Our late elementary learners display growing independence and are eager to use higher-level thinking skills to explore new concepts and ideas about the world around them.  Just like our younger students, they enjoy getting their hands into the business of learning through practicing, creating, and constructing new meaning.

In late elementary, our students continue their studies in literature, writing, math, science, geography, and American history.  They enjoy making connections between disciplines by combining their learning across several subjects.  Like their younger counterparts, they enjoy dabbling in art, music, physical education, Spanish, technology, and world cultures.  

Students solidify their understanding of our seven anchors and are able to translate actions into these traits.  Lessons in our anchors continue to be woven through the curriculum.

A Day in the Life:  The following are snippets from a typical day in a late elementary classroom:

9:20 am:  A small group of students gathers with the teacher to discuss their latest reading in the novel, Hatchet. Other small groups of students read independently in novels or other materials of their choosing. 


11:10 am:  A group of students organizes a “pick-up” game of soccer on the school’s “lower field,” a regulation-sized soccer field.


12:30 pm: Students participate in a geology lesson that involves making edible sedimentary rocks using a variety of ingredients.
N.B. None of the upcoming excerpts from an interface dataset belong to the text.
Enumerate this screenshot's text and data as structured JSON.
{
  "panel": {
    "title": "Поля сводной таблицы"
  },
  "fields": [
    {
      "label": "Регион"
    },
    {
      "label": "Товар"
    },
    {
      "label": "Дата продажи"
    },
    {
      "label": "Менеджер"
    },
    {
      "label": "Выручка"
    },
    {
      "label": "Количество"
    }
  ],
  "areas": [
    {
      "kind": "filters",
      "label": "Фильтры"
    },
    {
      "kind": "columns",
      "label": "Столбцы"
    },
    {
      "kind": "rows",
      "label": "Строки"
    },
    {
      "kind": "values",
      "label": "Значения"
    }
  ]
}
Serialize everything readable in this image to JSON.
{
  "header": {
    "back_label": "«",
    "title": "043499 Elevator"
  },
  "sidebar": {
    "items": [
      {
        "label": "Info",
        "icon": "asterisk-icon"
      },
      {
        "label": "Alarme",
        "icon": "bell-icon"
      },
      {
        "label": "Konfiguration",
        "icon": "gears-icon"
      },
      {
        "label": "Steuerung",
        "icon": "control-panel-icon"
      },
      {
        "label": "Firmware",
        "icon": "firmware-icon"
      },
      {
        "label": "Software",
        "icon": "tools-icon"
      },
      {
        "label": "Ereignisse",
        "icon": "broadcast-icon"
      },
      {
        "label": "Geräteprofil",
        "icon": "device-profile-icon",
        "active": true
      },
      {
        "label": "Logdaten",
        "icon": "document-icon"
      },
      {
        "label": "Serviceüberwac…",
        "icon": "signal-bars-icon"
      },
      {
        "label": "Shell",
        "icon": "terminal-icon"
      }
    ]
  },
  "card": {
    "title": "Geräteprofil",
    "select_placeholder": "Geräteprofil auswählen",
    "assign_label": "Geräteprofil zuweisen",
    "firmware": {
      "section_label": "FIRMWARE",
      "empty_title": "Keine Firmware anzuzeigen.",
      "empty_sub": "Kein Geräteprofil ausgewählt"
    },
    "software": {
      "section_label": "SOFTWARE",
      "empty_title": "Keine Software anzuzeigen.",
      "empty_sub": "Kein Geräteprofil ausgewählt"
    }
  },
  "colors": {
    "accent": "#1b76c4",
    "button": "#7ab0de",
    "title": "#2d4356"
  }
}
2:44 pm: The room is abuzz as the children create “coffee ground play dough” replicas of the stone statues on Easter Island as part of a geography project.